(Dataset rows for apps and sites)
━━━━━━━━━━

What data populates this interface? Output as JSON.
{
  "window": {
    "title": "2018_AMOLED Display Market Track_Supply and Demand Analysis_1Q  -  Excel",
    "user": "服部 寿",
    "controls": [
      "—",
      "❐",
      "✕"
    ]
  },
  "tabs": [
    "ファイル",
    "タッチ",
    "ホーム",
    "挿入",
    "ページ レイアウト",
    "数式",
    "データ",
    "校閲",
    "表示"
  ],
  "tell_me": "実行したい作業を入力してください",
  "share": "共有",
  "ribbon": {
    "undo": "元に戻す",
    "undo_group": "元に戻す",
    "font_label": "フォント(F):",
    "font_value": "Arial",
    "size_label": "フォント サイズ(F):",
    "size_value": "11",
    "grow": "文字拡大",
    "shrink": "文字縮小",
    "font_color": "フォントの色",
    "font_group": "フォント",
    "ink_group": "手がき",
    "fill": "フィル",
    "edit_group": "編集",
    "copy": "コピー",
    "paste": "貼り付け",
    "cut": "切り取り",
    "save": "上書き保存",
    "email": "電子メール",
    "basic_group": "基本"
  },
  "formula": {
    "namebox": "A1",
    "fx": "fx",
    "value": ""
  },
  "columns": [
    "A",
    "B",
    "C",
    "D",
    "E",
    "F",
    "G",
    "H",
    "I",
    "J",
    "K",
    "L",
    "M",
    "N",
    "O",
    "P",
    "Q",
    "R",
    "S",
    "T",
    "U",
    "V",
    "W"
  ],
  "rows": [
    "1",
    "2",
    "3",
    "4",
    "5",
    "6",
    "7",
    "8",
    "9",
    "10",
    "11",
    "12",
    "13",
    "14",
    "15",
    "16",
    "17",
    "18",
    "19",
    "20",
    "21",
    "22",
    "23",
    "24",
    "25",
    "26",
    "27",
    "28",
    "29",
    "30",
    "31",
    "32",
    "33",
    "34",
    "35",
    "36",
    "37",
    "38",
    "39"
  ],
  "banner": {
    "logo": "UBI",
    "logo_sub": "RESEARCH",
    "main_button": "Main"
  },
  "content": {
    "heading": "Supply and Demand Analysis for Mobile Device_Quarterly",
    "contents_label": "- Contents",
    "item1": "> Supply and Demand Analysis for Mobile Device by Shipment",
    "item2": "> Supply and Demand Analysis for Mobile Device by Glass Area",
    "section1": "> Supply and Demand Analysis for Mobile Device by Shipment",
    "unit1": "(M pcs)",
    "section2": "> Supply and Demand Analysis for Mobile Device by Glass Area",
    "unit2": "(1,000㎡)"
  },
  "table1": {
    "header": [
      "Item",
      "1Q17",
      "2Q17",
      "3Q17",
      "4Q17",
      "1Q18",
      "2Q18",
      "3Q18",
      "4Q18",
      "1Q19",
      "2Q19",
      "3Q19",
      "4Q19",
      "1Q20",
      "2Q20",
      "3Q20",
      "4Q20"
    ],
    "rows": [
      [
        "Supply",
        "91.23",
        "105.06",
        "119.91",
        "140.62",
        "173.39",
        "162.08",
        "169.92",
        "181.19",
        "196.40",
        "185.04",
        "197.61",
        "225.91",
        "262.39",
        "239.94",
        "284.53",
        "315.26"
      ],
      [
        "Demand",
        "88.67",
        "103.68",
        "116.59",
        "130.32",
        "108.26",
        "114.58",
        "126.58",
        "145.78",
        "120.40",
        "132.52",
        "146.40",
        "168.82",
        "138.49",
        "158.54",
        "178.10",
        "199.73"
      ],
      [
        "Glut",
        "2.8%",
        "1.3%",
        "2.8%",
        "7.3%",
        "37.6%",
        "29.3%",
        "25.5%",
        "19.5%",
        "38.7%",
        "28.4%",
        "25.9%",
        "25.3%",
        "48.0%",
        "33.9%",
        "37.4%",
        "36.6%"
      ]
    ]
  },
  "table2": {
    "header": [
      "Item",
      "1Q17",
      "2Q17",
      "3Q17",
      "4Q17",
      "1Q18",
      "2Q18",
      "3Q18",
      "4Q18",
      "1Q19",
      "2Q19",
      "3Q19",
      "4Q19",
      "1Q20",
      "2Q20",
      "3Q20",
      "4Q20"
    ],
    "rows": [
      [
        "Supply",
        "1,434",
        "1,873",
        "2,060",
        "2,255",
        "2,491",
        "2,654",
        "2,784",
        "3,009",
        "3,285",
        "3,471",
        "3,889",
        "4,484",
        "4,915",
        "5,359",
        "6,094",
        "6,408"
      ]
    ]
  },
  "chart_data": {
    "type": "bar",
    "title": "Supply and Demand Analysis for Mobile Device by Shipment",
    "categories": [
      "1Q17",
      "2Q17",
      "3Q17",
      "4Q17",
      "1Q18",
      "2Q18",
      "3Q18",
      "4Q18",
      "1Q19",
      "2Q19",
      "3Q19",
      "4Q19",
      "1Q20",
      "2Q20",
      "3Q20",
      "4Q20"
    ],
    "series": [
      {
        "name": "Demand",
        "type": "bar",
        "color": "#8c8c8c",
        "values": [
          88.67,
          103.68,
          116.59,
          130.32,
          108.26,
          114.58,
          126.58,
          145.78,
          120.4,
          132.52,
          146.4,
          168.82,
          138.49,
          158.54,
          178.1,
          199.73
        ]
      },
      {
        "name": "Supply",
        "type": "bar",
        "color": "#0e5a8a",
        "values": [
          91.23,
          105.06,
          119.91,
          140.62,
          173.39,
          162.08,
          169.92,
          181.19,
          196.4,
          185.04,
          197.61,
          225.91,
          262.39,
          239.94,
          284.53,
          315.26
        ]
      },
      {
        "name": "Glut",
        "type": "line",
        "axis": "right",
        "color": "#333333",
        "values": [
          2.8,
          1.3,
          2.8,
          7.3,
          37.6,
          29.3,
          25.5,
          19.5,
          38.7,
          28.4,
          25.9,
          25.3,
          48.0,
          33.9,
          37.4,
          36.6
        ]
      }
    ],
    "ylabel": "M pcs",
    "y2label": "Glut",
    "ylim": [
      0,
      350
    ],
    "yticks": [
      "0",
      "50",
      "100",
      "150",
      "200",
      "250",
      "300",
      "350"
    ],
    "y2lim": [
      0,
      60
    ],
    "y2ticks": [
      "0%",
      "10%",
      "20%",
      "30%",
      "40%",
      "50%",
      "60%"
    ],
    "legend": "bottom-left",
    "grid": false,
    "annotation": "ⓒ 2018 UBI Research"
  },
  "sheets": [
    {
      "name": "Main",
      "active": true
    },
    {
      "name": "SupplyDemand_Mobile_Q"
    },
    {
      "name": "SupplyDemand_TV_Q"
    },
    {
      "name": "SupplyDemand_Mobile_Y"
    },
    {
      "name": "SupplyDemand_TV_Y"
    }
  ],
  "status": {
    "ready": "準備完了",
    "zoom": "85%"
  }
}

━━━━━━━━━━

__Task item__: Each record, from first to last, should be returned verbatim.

__Task result__:
What data populates this interface? Output as JSON.
{
  "window": {
    "title": "2018_AMOLED Display Market Track_Supply and Demand Analysis_1Q  -  Excel",
    "user": "服部 寿",
    "controls": [
      "—",
      "❐",
      "✕"
    ]
  },
  "tabs": [
    "ファイル",
    "タッチ",
    "ホーム",
    "挿入",
    "ページ レイアウト",
    "数式",
    "データ",
    "校閲",
    "表示"
  ],
  "tell_me": "実行したい作業を入力してください",
  "share": "共有",
  "ribbon": {
    "undo": "元に戻す",
    "undo_group": "元に戻す",
    "font_label": "フォント(F):",
    "font_value": "Arial",
    "size_label": "フォント サイズ(F):",
    "size_value": "11",
    "grow": "文字拡大",
    "shrink": "文字縮小",
    "font_color": "フォントの色",
    "font_group": "フォント",
    "ink_group": "手がき",
    "fill": "フィル",
    "edit_group": "編集",
    "copy": "コピー",
    "paste": "貼り付け",
    "cut": "切り取り",
    "save": "上書き保存",
    "email": "電子メール",
    "basic_group": "基本"
  },
  "formula": {
    "namebox": "A1",
    "fx": "fx",
    "value": ""
  },
  "columns": [
    "A",
    "B",
    "C",
    "D",
    "E",
    "F",
    "G",
    "H",
    "I",
    "J",
    "K",
    "L",
    "M",
    "N",
    "O",
    "P",
    "Q",
    "R",
    "S",
    "T",
    "U",
    "V",
    "W"
  ],
  "rows": [
    "1",
    "2",
    "3",
    "4",
    "5",
    "6",
    "7",
    "8",
    "9",
    "10",
    "11",
    "12",
    "13",
    "14",
    "15",
    "16",
    "17",
    "18",
    "19",
    "20",
    "21",
    "22",
    "23",
    "24",
    "25",
    "26",
    "27",
    "28",
    "29",
    "30",
    "31",
    "32",
    "33",
    "34",
    "35",
    "36",
    "37",
    "38",
    "39"
  ],
  "banner": {
    "logo": "UBI",
    "logo_sub": "RESEARCH",
    "main_button": "Main"
  },
  "content": {
    "heading": "Supply and Demand Analysis for Mobile Device_Quarterly",
    "contents_label": "- Contents",
    "item1": "> Supply and Demand Analysis for Mobile Device by Shipment",
    "item2": "> Supply and Demand Analysis for Mobile Device by Glass Area",
    "section1": "> Supply and Demand Analysis for Mobile Device by Shipment",
    "unit1": "(M pcs)",
    "section2": "> Supply and Demand Analysis for Mobile Device by Glass Area",
    "unit2": "(1,000㎡)"
  },
  "table1": {
    "header": [
      "Item",
      "1Q17",
      "2Q17",
      "3Q17",
      "4Q17",
      "1Q18",
      "2Q18",
      "3Q18",
      "4Q18",
      "1Q19",
      "2Q19",
      "3Q19",
      "4Q19",
      "1Q20",
      "2Q20",
      "3Q20",
      "4Q20"
    ],
    "rows": [
      [
        "Supply",
        "91.23",
        "105.06",
        "119.91",
        "140.62",
        "173.39",
        "162.08",
        "169.92",
        "181.19",
        "196.40",
        "185.04",
        "197.61",
        "225.91",
        "262.39",
        "239.94",
        "284.53",
        "315.26"
      ],
      [
        "Demand",
        "88.67",
        "103.68",
        "116.59",
        "130.32",
        "108.26",
        "114.58",
        "126.58",
        "145.78",
        "120.40",
        "132.52",
        "146.40",
        "168.82",
        "138.49",
        "158.54",
        "178.10",
        "199.73"
      ],
      [
        "Glut",
        "2.8%",
        "1.3%",
        "2.8%",
        "7.3%",
        "37.6%",
        "29.3%",
        "25.5%",
        "19.5%",
        "38.7%",
        "28.4%",
        "25.9%",
        "25.3%",
        "48.0%",
        "33.9%",
        "37.4%",
        "36.6%"
      ]
    ]
  },
  "table2": {
    "header": [
      "Item",
      "1Q17",
      "2Q17",
      "3Q17",
      "4Q17",
      "1Q18",
      "2Q18",
      "3Q18",
      "4Q18",
      "1Q19",
      "2Q19",
      "3Q19",
      "4Q19",
      "1Q20",
      "2Q20",
      "3Q20",
      "4Q20"
    ],
    "rows": [
      [
        "Supply",
        "1,434",
        "1,873",
        "2,060",
        "2,255",
        "2,491",
        "2,654",
        "2,784",
        "3,009",
        "3,285",
        "3,471",
        "3,889",
        "4,484",
        "4,915",
        "5,359",
        "6,094",
        "6,408"
      ]
    ]
  },
  "chart_data": {
    "type": "bar",
    "title": "Supply and Demand Analysis for Mobile Device by Shipment",
    "categories": [
      "1Q17",
      "2Q17",
      "3Q17",
      "4Q17",
      "1Q18",
      "2Q18",
      "3Q18",
      "4Q18",
      "1Q19",
      "2Q19",
      "3Q19",
      "4Q19",
      "1Q20",
      "2Q20",
      "3Q20",
      "4Q20"
    ],
    "series": [
      {
        "name": "Demand",
        "type": "bar",
        "color": "#8c8c8c",
        "values": [
          88.67,
          103.68,
          116.59,
          130.32,
          108.26,
          114.58,
          126.58,
          145.78,
          120.4,
          132.52,
          146.4,
          168.82,
          138.49,
          158.54,
          178.1,
          199.73
        ]
      },
      {
        "name": "Supply",
        "type": "bar",
        "color": "#0e5a8a",
        "values": [
          91.23,
          105.06,
          119.91,
          140.62,
          173.39,
          162.08,
          169.92,
          181.19,
          196.4,
          185.04,
          197.61,
          225.91,
          262.39,
          239.94,
          284.53,
          315.26
        ]
      },
      {
        "name": "Glut",
        "type": "line",
        "axis": "right",
        "color": "#333333",
        "values": [
          2.8,
          1.3,
          2.8,
          7.3,
          37.6,
          29.3,
          25.5,
          19.5,
          38.7,
          28.4,
          25.9,
          25.3,
          48.0,
          33.9,
          37.4,
          36.6
        ]
      }
    ],
    "ylabel": "M pcs",
    "y2label": "Glut",
    "ylim": [
      0,
      350
    ],
    "yticks": [
      "0",
      "50",
      "100",
      "150",
      "200",
      "250",
      "300",
      "350"
    ],
    "y2lim": [
      0,
      60
    ],
    "y2ticks": [
      "0%",
      "10%",
      "20%",
      "30%",
      "40%",
      "50%",
      "60%"
    ],
    "legend": "bottom-left",
    "grid": false,
    "annotation": "ⓒ 2018 UBI Research"
  },
  "sheets": [
    {
      "name": "Main",
      "active": true
    },
    {
      "name": "SupplyDemand_Mobile_Q"
    },
    {
      "name": "SupplyDemand_TV_Q"
    },
    {
      "name": "SupplyDemand_Mobile_Y"
    },
    {
      "name": "SupplyDemand_TV_Y"
    }
  ],
  "status": {
    "ready": "準備完了",
    "zoom": "85%"
  }
}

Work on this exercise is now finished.